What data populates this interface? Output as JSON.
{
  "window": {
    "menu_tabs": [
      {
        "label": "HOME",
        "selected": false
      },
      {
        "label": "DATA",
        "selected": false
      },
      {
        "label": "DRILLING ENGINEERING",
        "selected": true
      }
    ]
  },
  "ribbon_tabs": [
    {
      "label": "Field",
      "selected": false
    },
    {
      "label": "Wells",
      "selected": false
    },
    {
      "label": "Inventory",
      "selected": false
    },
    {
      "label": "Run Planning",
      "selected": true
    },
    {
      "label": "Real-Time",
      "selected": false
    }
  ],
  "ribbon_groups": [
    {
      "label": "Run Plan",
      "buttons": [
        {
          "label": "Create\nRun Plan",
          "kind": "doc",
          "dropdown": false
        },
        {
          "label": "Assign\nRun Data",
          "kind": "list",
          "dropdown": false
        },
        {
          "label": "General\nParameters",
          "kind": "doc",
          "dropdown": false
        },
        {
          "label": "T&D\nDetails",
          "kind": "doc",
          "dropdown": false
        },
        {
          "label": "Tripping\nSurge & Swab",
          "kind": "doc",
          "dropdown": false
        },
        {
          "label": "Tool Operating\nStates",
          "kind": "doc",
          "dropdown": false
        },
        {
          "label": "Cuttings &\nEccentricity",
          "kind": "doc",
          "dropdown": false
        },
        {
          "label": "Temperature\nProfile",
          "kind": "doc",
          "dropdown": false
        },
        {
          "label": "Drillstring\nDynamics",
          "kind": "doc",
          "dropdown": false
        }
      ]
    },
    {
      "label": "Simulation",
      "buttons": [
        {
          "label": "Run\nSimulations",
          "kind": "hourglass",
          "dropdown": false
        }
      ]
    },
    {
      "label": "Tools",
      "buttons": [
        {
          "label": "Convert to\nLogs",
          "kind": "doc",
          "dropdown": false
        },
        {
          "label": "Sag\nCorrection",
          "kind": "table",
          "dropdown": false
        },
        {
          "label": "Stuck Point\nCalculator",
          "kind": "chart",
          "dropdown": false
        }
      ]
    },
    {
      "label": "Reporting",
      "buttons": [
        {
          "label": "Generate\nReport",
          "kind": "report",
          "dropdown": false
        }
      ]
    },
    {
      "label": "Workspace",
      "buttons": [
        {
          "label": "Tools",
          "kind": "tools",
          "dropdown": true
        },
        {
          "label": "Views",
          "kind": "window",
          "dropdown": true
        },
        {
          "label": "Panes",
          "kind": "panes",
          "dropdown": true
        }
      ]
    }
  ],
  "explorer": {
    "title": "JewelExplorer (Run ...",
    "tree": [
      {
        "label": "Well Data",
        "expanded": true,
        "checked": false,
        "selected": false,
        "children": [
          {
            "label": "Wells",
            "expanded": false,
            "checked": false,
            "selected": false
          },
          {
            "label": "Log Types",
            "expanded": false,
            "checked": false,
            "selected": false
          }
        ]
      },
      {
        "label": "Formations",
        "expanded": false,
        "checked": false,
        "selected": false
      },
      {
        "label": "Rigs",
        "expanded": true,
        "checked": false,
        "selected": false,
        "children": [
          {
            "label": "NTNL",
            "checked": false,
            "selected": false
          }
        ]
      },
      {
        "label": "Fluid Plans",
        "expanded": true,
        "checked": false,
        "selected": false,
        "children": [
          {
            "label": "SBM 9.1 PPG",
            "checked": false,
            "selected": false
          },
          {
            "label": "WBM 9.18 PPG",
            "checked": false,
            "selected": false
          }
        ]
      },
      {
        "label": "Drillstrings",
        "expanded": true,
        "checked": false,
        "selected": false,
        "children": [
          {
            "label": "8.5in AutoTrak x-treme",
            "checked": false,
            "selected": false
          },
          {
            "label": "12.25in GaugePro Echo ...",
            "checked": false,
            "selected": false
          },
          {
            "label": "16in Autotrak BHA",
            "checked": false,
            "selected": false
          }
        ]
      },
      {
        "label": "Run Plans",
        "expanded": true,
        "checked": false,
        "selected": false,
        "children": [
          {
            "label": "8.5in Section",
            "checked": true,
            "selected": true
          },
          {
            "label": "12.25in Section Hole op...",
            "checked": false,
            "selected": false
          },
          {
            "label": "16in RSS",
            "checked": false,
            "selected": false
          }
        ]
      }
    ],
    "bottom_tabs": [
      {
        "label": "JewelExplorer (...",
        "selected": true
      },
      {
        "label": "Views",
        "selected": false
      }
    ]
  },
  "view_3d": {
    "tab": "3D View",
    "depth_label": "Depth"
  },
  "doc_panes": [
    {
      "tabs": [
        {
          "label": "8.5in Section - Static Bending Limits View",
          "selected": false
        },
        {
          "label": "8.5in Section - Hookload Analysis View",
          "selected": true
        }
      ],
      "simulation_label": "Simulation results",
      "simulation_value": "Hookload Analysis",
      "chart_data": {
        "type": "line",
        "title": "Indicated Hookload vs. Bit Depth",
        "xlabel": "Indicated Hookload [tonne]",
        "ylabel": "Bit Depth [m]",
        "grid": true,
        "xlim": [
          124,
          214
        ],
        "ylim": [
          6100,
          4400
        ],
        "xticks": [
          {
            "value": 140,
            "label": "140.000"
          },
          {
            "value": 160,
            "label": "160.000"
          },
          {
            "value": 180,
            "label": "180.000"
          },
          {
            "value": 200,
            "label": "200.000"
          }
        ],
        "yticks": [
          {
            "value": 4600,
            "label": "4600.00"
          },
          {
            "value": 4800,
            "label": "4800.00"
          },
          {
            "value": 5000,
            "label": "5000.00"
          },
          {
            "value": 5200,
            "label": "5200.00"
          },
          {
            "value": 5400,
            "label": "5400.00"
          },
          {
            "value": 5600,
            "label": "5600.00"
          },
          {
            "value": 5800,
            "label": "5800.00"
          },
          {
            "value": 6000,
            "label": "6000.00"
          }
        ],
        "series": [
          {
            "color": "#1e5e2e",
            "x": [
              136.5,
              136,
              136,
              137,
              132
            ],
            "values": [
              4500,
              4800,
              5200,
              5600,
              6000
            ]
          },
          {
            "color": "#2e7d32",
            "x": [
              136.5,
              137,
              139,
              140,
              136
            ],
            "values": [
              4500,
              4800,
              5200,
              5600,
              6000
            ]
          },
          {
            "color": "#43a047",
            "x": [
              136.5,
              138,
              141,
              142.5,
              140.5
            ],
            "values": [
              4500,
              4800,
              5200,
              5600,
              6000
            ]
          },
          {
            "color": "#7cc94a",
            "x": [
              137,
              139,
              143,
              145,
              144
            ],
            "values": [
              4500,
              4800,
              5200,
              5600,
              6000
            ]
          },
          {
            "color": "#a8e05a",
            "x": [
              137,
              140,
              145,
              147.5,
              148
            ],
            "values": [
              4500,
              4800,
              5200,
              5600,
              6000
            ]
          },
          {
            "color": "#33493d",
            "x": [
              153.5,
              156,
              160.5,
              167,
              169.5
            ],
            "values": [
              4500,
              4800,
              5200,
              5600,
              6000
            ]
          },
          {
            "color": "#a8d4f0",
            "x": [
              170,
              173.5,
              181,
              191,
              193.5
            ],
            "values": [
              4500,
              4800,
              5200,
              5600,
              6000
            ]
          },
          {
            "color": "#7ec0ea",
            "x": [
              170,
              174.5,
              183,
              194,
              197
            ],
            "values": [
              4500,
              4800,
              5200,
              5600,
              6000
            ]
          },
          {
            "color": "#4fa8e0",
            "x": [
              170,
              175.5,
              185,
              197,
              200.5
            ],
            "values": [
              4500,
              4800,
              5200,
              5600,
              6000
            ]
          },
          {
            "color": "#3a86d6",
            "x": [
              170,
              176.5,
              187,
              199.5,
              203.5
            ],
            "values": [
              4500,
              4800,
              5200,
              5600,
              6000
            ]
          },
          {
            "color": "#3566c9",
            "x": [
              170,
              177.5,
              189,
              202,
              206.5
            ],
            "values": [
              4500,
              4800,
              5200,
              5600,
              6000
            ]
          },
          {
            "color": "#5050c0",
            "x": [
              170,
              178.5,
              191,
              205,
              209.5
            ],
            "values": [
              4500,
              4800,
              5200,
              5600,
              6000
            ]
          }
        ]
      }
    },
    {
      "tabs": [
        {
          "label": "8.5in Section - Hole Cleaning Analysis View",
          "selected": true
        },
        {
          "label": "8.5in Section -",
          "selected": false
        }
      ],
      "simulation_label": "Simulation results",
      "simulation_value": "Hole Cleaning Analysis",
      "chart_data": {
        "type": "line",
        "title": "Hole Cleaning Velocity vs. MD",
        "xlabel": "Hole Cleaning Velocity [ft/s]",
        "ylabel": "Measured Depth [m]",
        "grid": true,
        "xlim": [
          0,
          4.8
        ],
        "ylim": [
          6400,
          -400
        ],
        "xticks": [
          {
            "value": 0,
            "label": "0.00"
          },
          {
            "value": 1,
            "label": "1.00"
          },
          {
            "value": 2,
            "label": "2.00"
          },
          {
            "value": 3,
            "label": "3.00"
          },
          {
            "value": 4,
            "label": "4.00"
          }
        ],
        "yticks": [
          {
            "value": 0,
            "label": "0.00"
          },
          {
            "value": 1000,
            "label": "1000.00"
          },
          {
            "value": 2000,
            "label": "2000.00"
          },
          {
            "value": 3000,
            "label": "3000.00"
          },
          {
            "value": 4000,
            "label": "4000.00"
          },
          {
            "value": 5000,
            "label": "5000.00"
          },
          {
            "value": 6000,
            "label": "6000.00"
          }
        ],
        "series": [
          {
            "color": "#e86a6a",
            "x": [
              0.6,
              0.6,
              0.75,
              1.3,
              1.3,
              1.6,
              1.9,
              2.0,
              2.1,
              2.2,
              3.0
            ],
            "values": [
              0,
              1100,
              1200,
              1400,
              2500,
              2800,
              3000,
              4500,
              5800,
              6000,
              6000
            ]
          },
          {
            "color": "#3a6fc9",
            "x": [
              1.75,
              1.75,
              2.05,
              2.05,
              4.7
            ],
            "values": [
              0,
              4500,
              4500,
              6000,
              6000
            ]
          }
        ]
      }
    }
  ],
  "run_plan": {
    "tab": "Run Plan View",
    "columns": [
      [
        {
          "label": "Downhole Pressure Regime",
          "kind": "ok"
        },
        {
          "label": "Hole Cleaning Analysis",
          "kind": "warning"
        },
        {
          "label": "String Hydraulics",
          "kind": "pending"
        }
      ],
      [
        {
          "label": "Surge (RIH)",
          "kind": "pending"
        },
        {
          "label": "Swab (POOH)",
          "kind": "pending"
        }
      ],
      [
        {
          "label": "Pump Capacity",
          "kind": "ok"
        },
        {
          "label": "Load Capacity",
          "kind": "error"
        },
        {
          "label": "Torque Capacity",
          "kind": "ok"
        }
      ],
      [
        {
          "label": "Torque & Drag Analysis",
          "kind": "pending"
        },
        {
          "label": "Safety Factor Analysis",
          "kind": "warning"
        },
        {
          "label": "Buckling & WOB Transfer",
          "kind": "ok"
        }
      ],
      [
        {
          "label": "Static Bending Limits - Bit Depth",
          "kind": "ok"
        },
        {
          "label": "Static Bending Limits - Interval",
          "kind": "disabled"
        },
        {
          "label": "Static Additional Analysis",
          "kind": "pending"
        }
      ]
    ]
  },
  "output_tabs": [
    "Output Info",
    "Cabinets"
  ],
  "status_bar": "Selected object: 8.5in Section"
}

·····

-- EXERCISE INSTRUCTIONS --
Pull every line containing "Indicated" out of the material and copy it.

-- ANSWER BOX --
        "title": "Indicated Hookload vs. Bit Depth",
        "xlabel": "Indicated Hookload [tonne]",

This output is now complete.